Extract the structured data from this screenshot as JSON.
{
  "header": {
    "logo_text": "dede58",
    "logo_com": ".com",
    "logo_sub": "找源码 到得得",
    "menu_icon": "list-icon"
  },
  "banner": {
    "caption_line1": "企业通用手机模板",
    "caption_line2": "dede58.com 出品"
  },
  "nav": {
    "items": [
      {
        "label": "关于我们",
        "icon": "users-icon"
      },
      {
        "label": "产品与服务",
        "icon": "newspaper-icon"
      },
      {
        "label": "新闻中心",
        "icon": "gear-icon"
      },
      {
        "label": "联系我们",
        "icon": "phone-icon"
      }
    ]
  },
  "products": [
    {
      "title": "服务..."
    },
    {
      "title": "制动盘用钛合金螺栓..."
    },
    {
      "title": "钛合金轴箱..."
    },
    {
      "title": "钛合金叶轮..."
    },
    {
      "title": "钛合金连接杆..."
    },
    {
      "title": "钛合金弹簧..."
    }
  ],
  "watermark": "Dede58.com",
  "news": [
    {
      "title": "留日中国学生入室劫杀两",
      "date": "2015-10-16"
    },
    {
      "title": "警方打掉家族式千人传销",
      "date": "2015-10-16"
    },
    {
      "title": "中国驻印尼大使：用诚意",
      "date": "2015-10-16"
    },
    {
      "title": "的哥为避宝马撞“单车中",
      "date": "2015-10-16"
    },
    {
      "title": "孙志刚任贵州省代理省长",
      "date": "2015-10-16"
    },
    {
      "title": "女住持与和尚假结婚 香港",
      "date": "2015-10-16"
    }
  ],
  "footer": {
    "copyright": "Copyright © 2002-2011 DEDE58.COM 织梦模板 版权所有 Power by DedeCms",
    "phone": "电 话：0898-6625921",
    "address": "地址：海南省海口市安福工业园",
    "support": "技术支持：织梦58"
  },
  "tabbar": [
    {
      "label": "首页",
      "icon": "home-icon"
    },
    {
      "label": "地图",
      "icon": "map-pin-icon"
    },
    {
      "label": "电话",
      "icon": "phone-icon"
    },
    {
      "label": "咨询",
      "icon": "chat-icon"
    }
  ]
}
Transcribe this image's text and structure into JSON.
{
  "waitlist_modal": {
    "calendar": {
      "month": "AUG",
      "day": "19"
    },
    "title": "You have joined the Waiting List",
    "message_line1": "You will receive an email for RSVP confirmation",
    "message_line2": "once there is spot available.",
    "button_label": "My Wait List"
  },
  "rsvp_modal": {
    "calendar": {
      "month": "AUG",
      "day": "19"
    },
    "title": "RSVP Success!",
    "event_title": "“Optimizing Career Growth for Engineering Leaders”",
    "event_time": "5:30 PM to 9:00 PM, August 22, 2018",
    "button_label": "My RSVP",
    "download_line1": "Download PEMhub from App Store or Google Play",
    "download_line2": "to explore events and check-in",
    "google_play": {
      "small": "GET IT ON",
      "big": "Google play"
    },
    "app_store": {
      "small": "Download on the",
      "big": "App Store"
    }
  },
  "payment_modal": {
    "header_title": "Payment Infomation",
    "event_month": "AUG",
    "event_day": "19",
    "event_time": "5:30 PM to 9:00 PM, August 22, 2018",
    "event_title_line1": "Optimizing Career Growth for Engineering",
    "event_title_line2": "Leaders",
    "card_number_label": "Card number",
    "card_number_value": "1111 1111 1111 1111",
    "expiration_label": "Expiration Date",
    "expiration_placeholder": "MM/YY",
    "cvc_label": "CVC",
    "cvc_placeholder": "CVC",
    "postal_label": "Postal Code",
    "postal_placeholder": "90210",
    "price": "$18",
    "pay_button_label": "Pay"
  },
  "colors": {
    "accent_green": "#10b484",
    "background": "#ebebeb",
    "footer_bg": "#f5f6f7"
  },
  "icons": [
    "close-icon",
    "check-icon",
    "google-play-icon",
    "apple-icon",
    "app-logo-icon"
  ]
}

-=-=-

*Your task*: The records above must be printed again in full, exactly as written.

*Expected answer*:
Extract the structured data from this screenshot as JSON.
{
  "header": {
    "logo_text": "dede58",
    "logo_com": ".com",
    "logo_sub": "找源码 到得得",
    "menu_icon": "list-icon"
  },
  "banner": {
    "caption_line1": "企业通用手机模板",
    "caption_line2": "dede58.com 出品"
  },
  "nav": {
    "items": [
      {
        "label": "关于我们",
        "icon": "users-icon"
      },
      {
        "label": "产品与服务",
        "icon": "newspaper-icon"
      },
      {
        "label": "新闻中心",
        "icon": "gear-icon"
      },
      {
        "label": "联系我们",
        "icon": "phone-icon"
      }
    ]
  },
  "products": [
    {
      "title": "服务..."
    },
    {
      "title": "制动盘用钛合金螺栓..."
    },
    {
      "title": "钛合金轴箱..."
    },
    {
      "title": "钛合金叶轮..."
    },
    {
      "title": "钛合金连接杆..."
    },
    {
      "title": "钛合金弹簧..."
    }
  ],
  "watermark": "Dede58.com",
  "news": [
    {
      "title": "留日中国学生入室劫杀两",
      "date": "2015-10-16"
    },
    {
      "title": "警方打掉家族式千人传销",
      "date": "2015-10-16"
    },
    {
      "title": "中国驻印尼大使：用诚意",
      "date": "2015-10-16"
    },
    {
      "title": "的哥为避宝马撞“单车中",
      "date": "2015-10-16"
    },
    {
      "title": "孙志刚任贵州省代理省长",
      "date": "2015-10-16"
    },
    {
      "title": "女住持与和尚假结婚 香港",
      "date": "2015-10-16"
    }
  ],
  "footer": {
    "copyright": "Copyright © 2002-2011 DEDE58.COM 织梦模板 版权所有 Power by DedeCms",
    "phone": "电 话：0898-6625921",
    "address": "地址：海南省海口市安福工业园",
    "support": "技术支持：织梦58"
  },
  "tabbar": [
    {
      "label": "首页",
      "icon": "home-icon"
    },
    {
      "label": "地图",
      "icon": "map-pin-icon"
    },
    {
      "label": "电话",
      "icon": "phone-icon"
    },
    {
      "label": "咨询",
      "icon": "chat-icon"
    }
  ]
}
Transcribe this image's text and structure into JSON.
{
  "waitlist_modal": {
    "calendar": {
      "month": "AUG",
      "day": "19"
    },
    "title": "You have joined the Waiting List",
    "message_line1": "You will receive an email for RSVP confirmation",
    "message_line2": "once there is spot available.",
    "button_label": "My Wait List"
  },
  "rsvp_modal": {
    "calendar": {
      "month": "AUG",
      "day": "19"
    },
    "title": "RSVP Success!",
    "event_title": "“Optimizing Career Growth for Engineering Leaders”",
    "event_time": "5:30 PM to 9:00 PM, August 22, 2018",
    "button_label": "My RSVP",
    "download_line1": "Download PEMhub from App Store or Google Play",
    "download_line2": "to explore events and check-in",
    "google_play": {
      "small": "GET IT ON",
      "big": "Google play"
    },
    "app_store": {
      "small": "Download on the",
      "big": "App Store"
    }
  },
  "payment_modal": {
    "header_title": "Payment Infomation",
    "event_month": "AUG",
    "event_day": "19",
    "event_time": "5:30 PM to 9:00 PM, August 22, 2018",
    "event_title_line1": "Optimizing Career Growth for Engineering",
    "event_title_line2": "Leaders",
    "card_number_label": "Card number",
    "card_number_value": "1111 1111 1111 1111",
    "expiration_label": "Expiration Date",
    "expiration_placeholder": "MM/YY",
    "cvc_label": "CVC",
    "cvc_placeholder": "CVC",
    "postal_label": "Postal Code",
    "postal_placeholder": "90210",
    "price": "$18",
    "pay_button_label": "Pay"
  },
  "colors": {
    "accent_green": "#10b484",
    "background": "#ebebeb",
    "footer_bg": "#f5f6f7"
  },
  "icons": [
    "close-icon",
    "check-icon",
    "google-play-icon",
    "apple-icon",
    "app-logo-icon"
  ]
}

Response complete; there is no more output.